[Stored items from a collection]
■ ■ ■ ■ ■

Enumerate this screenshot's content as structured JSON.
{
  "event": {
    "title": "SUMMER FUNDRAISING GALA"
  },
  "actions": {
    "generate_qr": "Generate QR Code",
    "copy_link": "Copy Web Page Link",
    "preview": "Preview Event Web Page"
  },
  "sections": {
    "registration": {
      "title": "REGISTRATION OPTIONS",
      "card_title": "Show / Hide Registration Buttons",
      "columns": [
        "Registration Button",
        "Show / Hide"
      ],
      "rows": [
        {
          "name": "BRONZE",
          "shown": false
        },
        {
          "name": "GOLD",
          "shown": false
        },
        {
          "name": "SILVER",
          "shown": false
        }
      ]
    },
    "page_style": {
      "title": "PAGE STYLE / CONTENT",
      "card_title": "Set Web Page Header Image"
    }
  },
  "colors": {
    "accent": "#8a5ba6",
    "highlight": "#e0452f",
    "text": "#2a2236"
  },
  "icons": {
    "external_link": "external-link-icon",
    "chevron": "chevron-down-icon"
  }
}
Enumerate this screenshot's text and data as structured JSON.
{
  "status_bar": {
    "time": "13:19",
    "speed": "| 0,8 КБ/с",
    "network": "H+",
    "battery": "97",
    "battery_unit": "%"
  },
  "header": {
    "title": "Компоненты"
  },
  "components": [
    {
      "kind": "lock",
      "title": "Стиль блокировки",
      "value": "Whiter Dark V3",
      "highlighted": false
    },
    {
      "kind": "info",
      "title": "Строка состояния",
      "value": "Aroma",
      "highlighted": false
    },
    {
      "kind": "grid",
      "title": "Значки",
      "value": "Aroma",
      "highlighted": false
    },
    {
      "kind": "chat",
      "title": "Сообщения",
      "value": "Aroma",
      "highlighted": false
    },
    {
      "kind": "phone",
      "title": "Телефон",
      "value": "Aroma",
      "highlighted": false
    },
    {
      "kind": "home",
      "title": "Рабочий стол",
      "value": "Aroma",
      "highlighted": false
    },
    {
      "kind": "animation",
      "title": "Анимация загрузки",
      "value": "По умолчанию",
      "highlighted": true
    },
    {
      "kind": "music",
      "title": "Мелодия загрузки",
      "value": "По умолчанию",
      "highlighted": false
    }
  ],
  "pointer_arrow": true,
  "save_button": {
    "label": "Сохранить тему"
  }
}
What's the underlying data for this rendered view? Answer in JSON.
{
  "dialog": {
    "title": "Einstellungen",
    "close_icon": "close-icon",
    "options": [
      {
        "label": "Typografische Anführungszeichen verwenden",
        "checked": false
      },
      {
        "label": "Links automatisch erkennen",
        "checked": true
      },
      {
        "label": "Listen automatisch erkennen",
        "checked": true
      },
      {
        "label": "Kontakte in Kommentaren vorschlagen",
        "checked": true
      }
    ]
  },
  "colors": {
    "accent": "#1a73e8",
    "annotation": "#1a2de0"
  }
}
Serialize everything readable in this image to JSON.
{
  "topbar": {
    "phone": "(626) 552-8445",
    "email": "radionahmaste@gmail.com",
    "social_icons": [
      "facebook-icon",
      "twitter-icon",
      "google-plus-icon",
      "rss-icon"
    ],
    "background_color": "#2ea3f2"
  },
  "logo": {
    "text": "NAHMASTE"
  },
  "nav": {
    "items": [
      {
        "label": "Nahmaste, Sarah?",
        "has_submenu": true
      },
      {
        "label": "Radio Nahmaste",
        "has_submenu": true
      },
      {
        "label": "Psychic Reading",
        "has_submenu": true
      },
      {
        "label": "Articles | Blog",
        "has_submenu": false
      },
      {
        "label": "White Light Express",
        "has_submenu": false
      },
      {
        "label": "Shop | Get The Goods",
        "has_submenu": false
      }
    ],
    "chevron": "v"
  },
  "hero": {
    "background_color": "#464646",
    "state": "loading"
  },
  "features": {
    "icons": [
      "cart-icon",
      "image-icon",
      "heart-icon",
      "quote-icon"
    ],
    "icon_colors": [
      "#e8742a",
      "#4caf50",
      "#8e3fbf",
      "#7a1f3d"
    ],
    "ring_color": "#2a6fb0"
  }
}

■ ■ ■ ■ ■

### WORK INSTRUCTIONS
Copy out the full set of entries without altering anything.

### TASK RESULT
Enumerate this screenshot's content as structured JSON.
{
  "event": {
    "title": "SUMMER FUNDRAISING GALA"
  },
  "actions": {
    "generate_qr": "Generate QR Code",
    "copy_link": "Copy Web Page Link",
    "preview": "Preview Event Web Page"
  },
  "sections": {
    "registration": {
      "title": "REGISTRATION OPTIONS",
      "card_title": "Show / Hide Registration Buttons",
      "columns": [
        "Registration Button",
        "Show / Hide"
      ],
      "rows": [
        {
          "name": "BRONZE",
          "shown": false
        },
        {
          "name": "GOLD",
          "shown": false
        },
        {
          "name": "SILVER",
          "shown": false
        }
      ]
    },
    "page_style": {
      "title": "PAGE STYLE / CONTENT",
      "card_title": "Set Web Page Header Image"
    }
  },
  "colors": {
    "accent": "#8a5ba6",
    "highlight": "#e0452f",
    "text": "#2a2236"
  },
  "icons": {
    "external_link": "external-link-icon",
    "chevron": "chevron-down-icon"
  }
}
Enumerate this screenshot's text and data as structured JSON.
{
  "status_bar": {
    "time": "13:19",
    "speed": "| 0,8 КБ/с",
    "network": "H+",
    "battery": "97",
    "battery_unit": "%"
  },
  "header": {
    "title": "Компоненты"
  },
  "components": [
    {
      "kind": "lock",
      "title": "Стиль блокировки",
      "value": "Whiter Dark V3",
      "highlighted": false
    },
    {
      "kind": "info",
      "title": "Строка состояния",
      "value": "Aroma",
      "highlighted": false
    },
    {
      "kind": "grid",
      "title": "Значки",
      "value": "Aroma",
      "highlighted": false
    },
    {
      "kind": "chat",
      "title": "Сообщения",
      "value": "Aroma",
      "highlighted": false
    },
    {
      "kind": "phone",
      "title": "Телефон",
      "value": "Aroma",
      "highlighted": false
    },
    {
      "kind": "home",
      "title": "Рабочий стол",
      "value": "Aroma",
      "highlighted": false
    },
    {
      "kind": "animation",
      "title": "Анимация загрузки",
      "value": "По умолчанию",
      "highlighted": true
    },
    {
      "kind": "music",
      "title": "Мелодия загрузки",
      "value": "По умолчанию",
      "highlighted": false
    }
  ],
  "pointer_arrow": true,
  "save_button": {
    "label": "Сохранить тему"
  }
}
What's the underlying data for this rendered view? Answer in JSON.
{
  "dialog": {
    "title": "Einstellungen",
    "close_icon": "close-icon",
    "options": [
      {
        "label": "Typografische Anführungszeichen verwenden",
        "checked": false
      },
      {
        "label": "Links automatisch erkennen",
        "checked": true
      },
      {
        "label": "Listen automatisch erkennen",
        "checked": true
      },
      {
        "label": "Kontakte in Kommentaren vorschlagen",
        "checked": true
      }
    ]
  },
  "colors": {
    "accent": "#1a73e8",
    "annotation": "#1a2de0"
  }
}
Serialize everything readable in this image to JSON.
{
  "topbar": {
    "phone": "(626) 552-8445",
    "email": "radionahmaste@gmail.com",
    "social_icons": [
      "facebook-icon",
      "twitter-icon",
      "google-plus-icon",
      "rss-icon"
    ],
    "background_color": "#2ea3f2"
  },
  "logo": {
    "text": "NAHMASTE"
  },
  "nav": {
    "items": [
      {
        "label": "Nahmaste, Sarah?",
        "has_submenu": true
      },
      {
        "label": "Radio Nahmaste",
        "has_submenu": true
      },
      {
        "label": "Psychic Reading",
        "has_submenu": true
      },
      {
        "label": "Articles | Blog",
        "has_submenu": false
      },
      {
        "label": "White Light Express",
        "has_submenu": false
      },
      {
        "label": "Shop | Get The Goods",
        "has_submenu": false
      }
    ],
    "chevron": "v"
  },
  "hero": {
    "background_color": "#464646",
    "state": "loading"
  },
  "features": {
    "icons": [
      "cart-icon",
      "image-icon",
      "heart-icon",
      "quote-icon"
    ],
    "icon_colors": [
      "#e8742a",
      "#4caf50",
      "#8e3fbf",
      "#7a1f3d"
    ],
    "ring_color": "#2a6fb0"
  }
}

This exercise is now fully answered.